== Prompt ==
Return all the records, each one exactly as given.

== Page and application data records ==
····················

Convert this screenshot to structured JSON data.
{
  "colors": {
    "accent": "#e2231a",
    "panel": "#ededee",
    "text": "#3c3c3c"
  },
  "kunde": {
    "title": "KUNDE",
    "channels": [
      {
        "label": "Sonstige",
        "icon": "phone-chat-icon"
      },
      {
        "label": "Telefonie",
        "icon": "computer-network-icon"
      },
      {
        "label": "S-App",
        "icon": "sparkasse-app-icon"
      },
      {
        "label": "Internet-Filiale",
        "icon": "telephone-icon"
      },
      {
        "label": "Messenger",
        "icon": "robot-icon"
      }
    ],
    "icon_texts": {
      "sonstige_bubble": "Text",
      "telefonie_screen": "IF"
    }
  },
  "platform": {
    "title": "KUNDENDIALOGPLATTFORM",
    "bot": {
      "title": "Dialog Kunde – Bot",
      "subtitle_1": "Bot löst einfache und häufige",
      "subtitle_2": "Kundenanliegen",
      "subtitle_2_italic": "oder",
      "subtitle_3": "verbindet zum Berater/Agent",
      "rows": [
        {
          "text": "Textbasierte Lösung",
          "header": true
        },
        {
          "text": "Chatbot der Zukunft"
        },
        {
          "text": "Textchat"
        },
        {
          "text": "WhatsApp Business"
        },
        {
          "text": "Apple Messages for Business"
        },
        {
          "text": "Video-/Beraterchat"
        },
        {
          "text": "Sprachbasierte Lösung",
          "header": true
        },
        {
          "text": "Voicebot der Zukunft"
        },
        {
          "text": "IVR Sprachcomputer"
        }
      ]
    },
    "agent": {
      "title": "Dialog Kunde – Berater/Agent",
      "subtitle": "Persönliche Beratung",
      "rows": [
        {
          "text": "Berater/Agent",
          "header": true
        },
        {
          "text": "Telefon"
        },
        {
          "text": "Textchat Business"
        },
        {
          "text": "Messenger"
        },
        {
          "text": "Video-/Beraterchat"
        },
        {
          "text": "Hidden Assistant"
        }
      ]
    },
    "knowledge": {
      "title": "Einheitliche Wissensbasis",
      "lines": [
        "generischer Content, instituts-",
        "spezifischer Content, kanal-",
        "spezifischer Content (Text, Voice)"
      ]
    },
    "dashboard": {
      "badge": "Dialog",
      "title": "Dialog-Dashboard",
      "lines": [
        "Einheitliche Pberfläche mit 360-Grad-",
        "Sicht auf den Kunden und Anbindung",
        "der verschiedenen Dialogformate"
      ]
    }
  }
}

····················

== Solution to the exercise ==
Convert this screenshot to structured JSON data.
{
  "colors": {
    "accent": "#e2231a",
    "panel": "#ededee",
    "text": "#3c3c3c"
  },
  "kunde": {
    "title": "KUNDE",
    "channels": [
      {
        "label": "Sonstige",
        "icon": "phone-chat-icon"
      },
      {
        "label": "Telefonie",
        "icon": "computer-network-icon"
      },
      {
        "label": "S-App",
        "icon": "sparkasse-app-icon"
      },
      {
        "label": "Internet-Filiale",
        "icon": "telephone-icon"
      },
      {
        "label": "Messenger",
        "icon": "robot-icon"
      }
    ],
    "icon_texts": {
      "sonstige_bubble": "Text",
      "telefonie_screen": "IF"
    }
  },
  "platform": {
    "title": "KUNDENDIALOGPLATTFORM",
    "bot": {
      "title": "Dialog Kunde – Bot",
      "subtitle_1": "Bot löst einfache und häufige",
      "subtitle_2": "Kundenanliegen",
      "subtitle_2_italic": "oder",
      "subtitle_3": "verbindet zum Berater/Agent",
      "rows": [
        {
          "text": "Textbasierte Lösung",
          "header": true
        },
        {
          "text": "Chatbot der Zukunft"
        },
        {
          "text": "Textchat"
        },
        {
          "text": "WhatsApp Business"
        },
        {
          "text": "Apple Messages for Business"
        },
        {
          "text": "Video-/Beraterchat"
        },
        {
          "text": "Sprachbasierte Lösung",
          "header": true
        },
        {
          "text": "Voicebot der Zukunft"
        },
        {
          "text": "IVR Sprachcomputer"
        }
      ]
    },
    "agent": {
      "title": "Dialog Kunde – Berater/Agent",
      "subtitle": "Persönliche Beratung",
      "rows": [
        {
          "text": "Berater/Agent",
          "header": true
        },
        {
          "text": "Telefon"
        },
        {
          "text": "Textchat Business"
        },
        {
          "text": "Messenger"
        },
        {
          "text": "Video-/Beraterchat"
        },
        {
          "text": "Hidden Assistant"
        }
      ]
    },
    "knowledge": {
      "title": "Einheitliche Wissensbasis",
      "lines": [
        "generischer Content, instituts-",
        "spezifischer Content, kanal-",
        "spezifischer Content (Text, Voice)"
      ]
    },
    "dashboard": {
      "badge": "Dialog",
      "title": "Dialog-Dashboard",
      "lines": [
        "Einheitliche Pberfläche mit 360-Grad-",
        "Sicht auf den Kunden und Anbindung",
        "der verschiedenen Dialogformate"
      ]
    }
  }
}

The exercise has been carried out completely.